• **Instructions to follow**
In the listing below, find each line holding "discrete" and copy it.

• **Listed records**
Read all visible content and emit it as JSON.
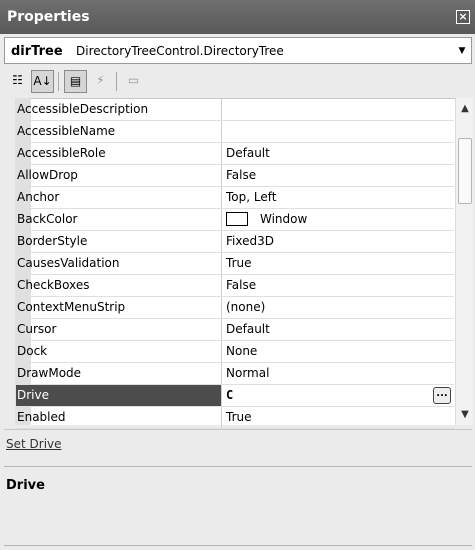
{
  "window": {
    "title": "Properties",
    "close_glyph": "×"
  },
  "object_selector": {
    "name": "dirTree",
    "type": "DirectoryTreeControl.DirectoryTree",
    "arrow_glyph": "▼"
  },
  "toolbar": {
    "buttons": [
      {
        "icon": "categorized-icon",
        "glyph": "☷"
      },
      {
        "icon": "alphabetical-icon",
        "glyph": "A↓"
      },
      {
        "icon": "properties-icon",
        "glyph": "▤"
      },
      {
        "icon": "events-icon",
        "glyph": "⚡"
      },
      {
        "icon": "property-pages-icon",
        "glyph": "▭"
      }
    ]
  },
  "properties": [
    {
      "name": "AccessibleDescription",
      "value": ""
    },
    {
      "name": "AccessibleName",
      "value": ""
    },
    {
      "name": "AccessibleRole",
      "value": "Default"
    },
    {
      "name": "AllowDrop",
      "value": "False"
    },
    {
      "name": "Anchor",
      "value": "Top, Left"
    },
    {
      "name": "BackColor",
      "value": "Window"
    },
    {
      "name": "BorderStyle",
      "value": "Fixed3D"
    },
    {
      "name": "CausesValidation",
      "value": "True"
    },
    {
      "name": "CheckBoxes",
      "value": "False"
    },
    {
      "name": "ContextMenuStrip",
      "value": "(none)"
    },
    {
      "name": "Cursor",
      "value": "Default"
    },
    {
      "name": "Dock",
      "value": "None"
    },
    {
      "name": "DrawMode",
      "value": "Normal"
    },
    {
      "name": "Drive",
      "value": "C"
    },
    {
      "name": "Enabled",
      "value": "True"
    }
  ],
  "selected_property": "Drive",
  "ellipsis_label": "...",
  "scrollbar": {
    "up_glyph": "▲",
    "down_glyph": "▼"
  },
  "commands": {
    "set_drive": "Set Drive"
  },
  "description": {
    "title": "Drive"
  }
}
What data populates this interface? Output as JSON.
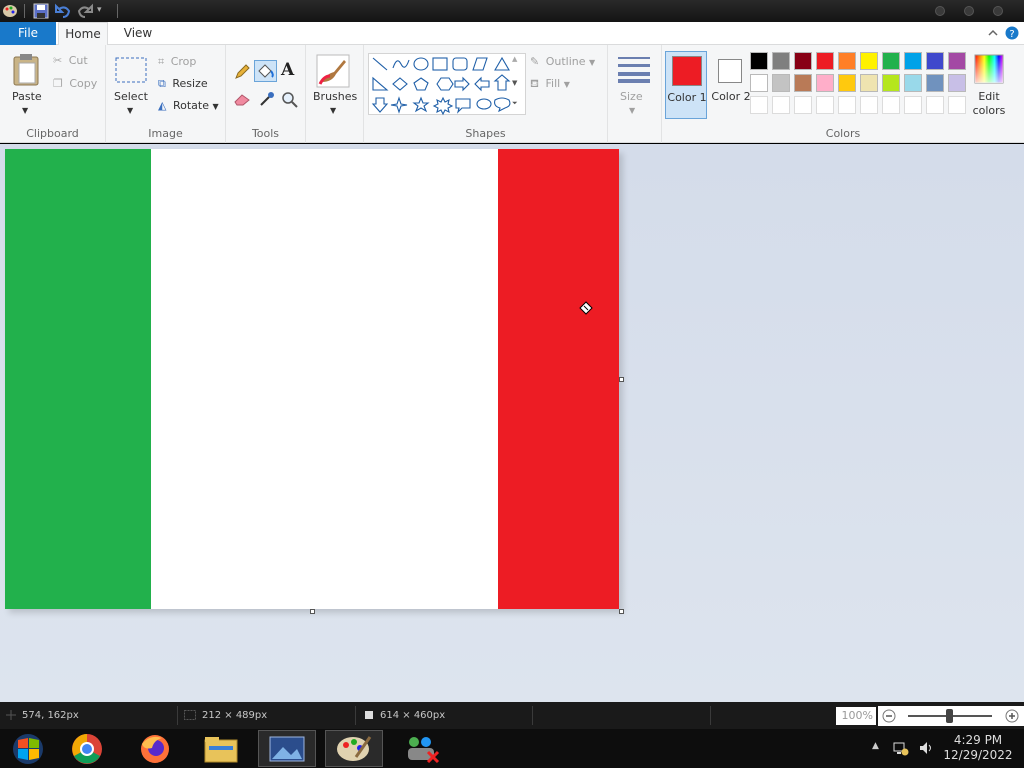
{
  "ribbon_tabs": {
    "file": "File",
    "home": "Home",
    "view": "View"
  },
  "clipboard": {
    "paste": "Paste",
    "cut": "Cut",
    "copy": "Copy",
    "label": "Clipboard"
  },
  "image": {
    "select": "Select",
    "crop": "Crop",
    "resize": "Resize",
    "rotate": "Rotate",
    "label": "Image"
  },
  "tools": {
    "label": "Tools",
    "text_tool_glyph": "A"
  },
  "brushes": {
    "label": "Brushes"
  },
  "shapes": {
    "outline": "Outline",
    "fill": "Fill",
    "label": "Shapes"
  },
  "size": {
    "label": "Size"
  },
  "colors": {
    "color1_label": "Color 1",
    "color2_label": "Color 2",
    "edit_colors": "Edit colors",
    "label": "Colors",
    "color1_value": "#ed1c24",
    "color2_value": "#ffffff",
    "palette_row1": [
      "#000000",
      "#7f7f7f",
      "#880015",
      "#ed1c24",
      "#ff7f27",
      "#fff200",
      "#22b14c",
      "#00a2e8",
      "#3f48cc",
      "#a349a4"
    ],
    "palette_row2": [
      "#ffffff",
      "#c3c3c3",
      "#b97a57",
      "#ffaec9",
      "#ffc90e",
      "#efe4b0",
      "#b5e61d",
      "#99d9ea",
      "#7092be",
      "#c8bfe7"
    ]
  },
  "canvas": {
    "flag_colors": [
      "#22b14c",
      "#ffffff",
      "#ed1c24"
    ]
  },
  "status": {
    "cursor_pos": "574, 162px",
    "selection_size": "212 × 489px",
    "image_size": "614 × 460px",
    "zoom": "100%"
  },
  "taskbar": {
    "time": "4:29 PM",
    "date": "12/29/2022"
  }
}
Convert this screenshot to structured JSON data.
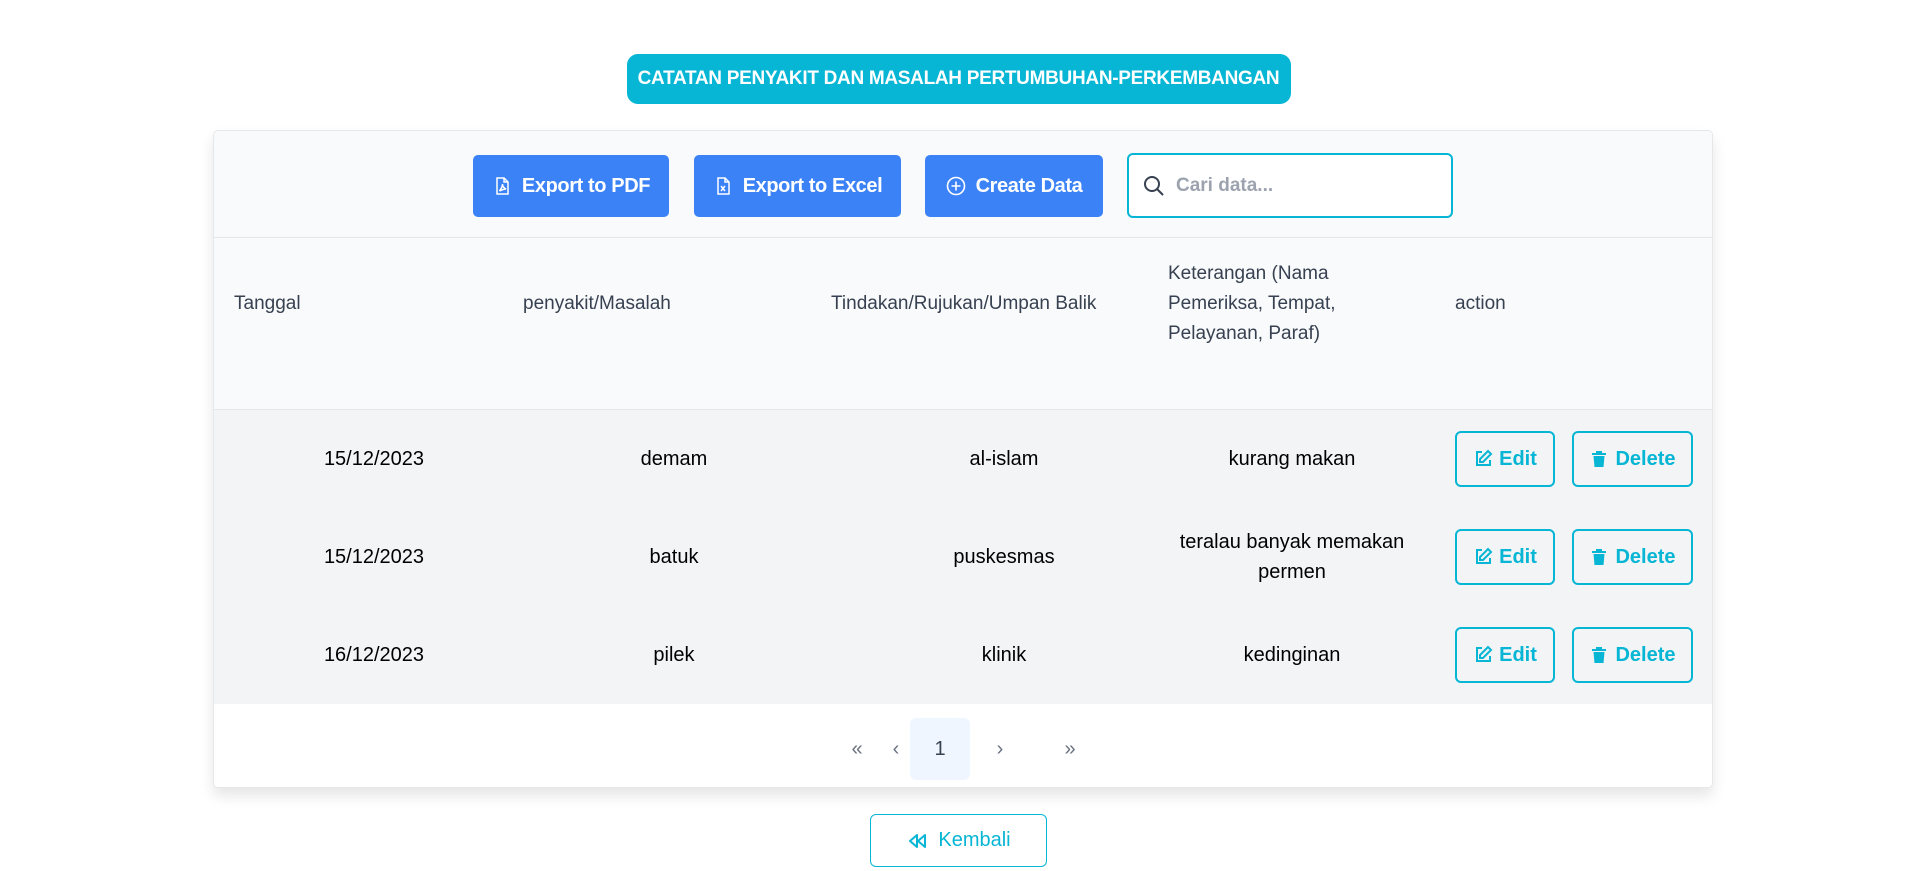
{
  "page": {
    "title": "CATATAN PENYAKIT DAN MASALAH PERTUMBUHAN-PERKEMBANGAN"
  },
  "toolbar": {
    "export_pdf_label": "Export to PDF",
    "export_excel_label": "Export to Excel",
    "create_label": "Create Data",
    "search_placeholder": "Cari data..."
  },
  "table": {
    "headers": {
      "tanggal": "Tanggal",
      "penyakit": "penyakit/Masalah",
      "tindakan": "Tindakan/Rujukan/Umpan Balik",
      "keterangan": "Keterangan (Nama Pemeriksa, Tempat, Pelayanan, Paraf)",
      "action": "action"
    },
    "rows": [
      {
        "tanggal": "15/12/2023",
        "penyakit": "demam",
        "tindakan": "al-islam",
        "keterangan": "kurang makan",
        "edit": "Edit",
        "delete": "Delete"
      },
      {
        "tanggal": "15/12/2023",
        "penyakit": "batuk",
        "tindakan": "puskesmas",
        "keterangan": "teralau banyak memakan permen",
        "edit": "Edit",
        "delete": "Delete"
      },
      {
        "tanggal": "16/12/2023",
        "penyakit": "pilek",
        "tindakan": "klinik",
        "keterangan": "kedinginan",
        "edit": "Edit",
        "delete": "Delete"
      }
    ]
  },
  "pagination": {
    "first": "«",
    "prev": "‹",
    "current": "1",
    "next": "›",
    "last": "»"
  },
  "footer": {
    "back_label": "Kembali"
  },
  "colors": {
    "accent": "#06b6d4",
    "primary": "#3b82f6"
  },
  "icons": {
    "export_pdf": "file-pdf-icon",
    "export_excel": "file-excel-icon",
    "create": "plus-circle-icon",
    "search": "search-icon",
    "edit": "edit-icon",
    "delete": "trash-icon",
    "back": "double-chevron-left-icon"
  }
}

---

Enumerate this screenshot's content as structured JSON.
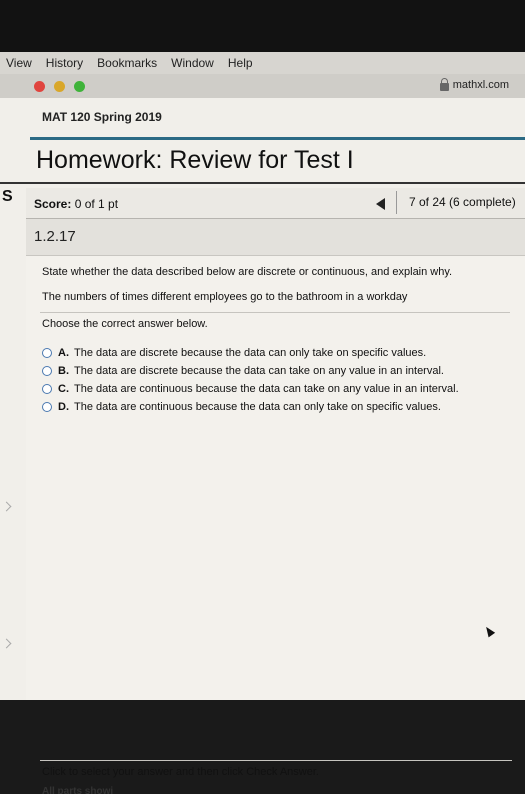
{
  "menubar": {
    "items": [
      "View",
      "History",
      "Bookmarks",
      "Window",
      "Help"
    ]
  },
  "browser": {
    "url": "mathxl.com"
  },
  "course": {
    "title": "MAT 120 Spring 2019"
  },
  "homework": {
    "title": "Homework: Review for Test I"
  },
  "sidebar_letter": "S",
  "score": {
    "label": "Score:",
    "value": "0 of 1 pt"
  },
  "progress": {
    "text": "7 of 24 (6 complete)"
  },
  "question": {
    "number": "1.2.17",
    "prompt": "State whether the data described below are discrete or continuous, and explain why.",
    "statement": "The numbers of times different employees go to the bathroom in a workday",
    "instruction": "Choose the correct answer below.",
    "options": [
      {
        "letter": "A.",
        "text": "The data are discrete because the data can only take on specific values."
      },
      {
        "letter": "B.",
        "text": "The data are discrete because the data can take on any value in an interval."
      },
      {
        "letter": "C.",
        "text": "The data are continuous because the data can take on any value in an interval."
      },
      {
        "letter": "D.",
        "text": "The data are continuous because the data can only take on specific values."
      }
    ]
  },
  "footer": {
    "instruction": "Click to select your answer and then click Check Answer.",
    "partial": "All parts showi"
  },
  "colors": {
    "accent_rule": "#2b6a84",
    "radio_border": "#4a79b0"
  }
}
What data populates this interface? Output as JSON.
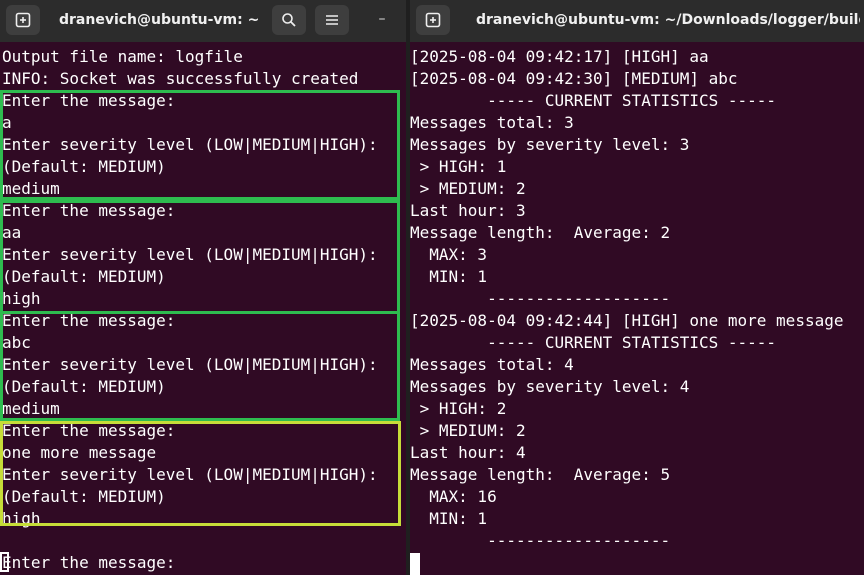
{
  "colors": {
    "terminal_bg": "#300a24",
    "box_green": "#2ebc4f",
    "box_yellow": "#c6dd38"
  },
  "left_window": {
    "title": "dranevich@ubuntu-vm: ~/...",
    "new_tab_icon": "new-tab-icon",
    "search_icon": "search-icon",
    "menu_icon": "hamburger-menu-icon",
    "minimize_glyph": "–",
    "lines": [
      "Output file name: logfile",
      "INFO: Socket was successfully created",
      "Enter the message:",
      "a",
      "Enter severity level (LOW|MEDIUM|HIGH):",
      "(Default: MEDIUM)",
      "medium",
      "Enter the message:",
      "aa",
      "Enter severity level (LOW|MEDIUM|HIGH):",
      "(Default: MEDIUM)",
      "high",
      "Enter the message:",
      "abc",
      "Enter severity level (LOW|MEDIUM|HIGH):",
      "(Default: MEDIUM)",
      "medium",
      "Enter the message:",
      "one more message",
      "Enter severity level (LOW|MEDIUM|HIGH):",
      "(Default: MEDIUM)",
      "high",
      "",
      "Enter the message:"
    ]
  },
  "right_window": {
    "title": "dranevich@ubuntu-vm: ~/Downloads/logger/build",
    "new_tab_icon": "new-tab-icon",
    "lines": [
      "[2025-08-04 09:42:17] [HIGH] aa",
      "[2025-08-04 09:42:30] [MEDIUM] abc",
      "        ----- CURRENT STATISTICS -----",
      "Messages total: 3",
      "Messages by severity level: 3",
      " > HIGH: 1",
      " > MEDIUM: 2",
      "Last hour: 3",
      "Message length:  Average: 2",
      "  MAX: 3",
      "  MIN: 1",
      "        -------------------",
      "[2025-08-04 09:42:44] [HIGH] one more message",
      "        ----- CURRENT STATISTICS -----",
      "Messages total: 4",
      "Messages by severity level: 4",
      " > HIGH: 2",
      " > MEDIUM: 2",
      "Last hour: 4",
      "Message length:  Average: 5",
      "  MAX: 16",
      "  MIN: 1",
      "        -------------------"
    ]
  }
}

• **Reply**
    "prompt": "State whether the data described below are discrete or continuous, and explain why.",
        "text": "The data are discrete because the data can only take on specific values."
        "text": "The data are discrete because the data can take on any value in an interval."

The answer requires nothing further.